The motivation for getting an AI routine to write work is potentially a fatal error when it comes to making yourself invaluable.
If getting AI to do the work is because you just don’t feel like it, that is one thing. If getting AI to do the work so it will provide you with a base to work from, that’s something else entirely.
Writing is a concrete cognitive enabler that has been used for centuries to demonstrate an important dimension of intelligence. Written communication has still not been surpassed as the single most effective and efficient method of transferring information.
When recorded verbal communication became a viable means of providing students feedback for their work in the late 1990s, it quickly became apparent that this was less effective than written feedback. The why is simple. Re-referencing feedback (or any form of communication) when it is in writing is infinitely more efficient and effective than verbal, video, or any other form of communication we can effectively use. It is easy to mark and return to a written passage. Making notes in a margin is a time-honored form of re-referencing something. It works.
With accurate transcriptions available for verbal communication, this form of communication is more accessible. However, it is still the written form that is most widely used to communicate complex information.

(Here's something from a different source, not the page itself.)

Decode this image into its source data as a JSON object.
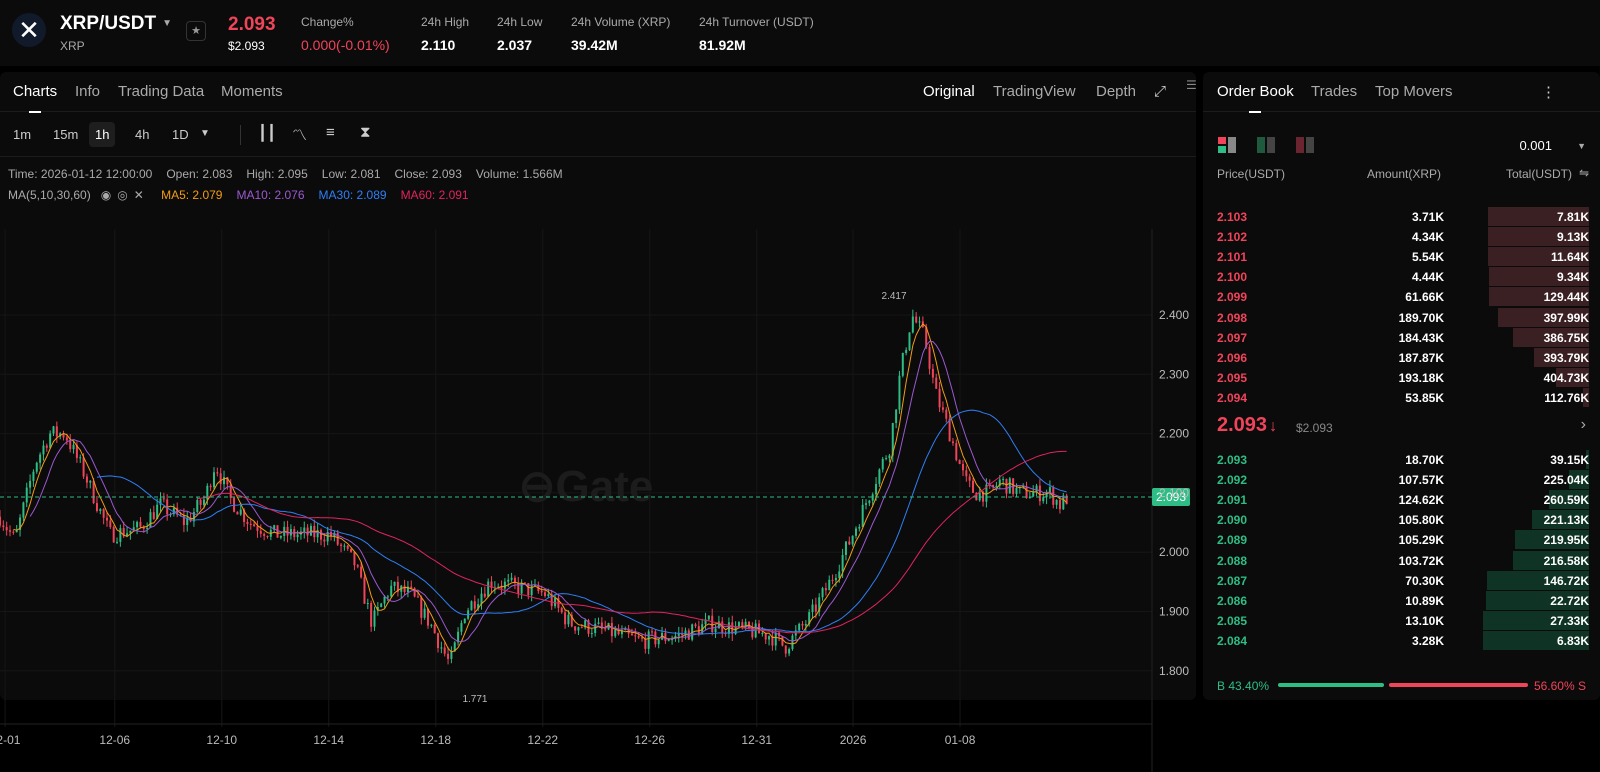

I can see that having AI take the transcription of a verbal communication, rewriting it as a written form of communication, and illustrating it with appropriate figures, tables, and images will be a great way to effectively communicate. Truly a cyber assisted way of getting things done. The ability to do this will be a skill that will increase the value of someone. However, it is the communication itself that is valuable, not how it is prepared.
So, I’ve just outlined an effective method to use AI to enhance communication. Will this be taught in colleges or universities? I don’t think so. At least not in the foreseeable future. Inertia and conservatism will continue to be the rule for almost all forms of teaching.
Just look at the resistance to dropping Latin from the curriculum at the turn of the last century. Since Latin was the language of logic, dropping Latin from the curriculum would preclude students to understand and use logic. I’m serious. This was the primary argument for keeping Latin in the curriculum. Even as research emerged saying that this was patently untrue, large numbers of educators insisted that they just knew that they were right.
When I was teaching behavioral statistics (20 year sentence), I spent many years as the head of the research methods and statics group at our research intensive organization. This meant that I oversaw the teaching program and provided support when researchers needed support. In the early two-thousands, we had a serious argument in the group because one of the professors insisted that the students in their class needed to do a complex statistical procedure by hand (at least 4 pages of repetitive equations) to understand the statistical procedure. Even though research clearly demonstrated that she was wrong, she insisted that she just knew.
In another illustration of the same point, there are tens of thousands of college and university teachers who insist that having students take notes in their lectures by hand is more effective than typing lecture notes into a computer in situ. There was a paper in the late 1990’s that made this claim with several papers since that refute that work. Funny how the only piece of research that these individuals refer to as a back-up to their view is the single paper that agrees with them.
I don’t see very many professors helping students learn to use AI to communicate their work more effectively. Some will, but not many. I can see this skill being at least as valuable, if not more because of the time saving aspect, as writing things out in full.
I guess that we will just have to wait and see how things play out, but based on the past, I make the prediction that in ten years’ time, most university professors will still be fighting against using AI to enhance their student’s communication skills.
Jesse is a world leader in the integration of the science of learning into formal teaching settings. He is an Adjunct Associate Professor at the University of Lethbridge and Director at The Academy for the Scholarship of Learning. Huge advocate of the science of learning, he provides people with ideas about how they can use it in their classrooms. Jesse holds a PhD in Psychology from the University of Wales, Bangor.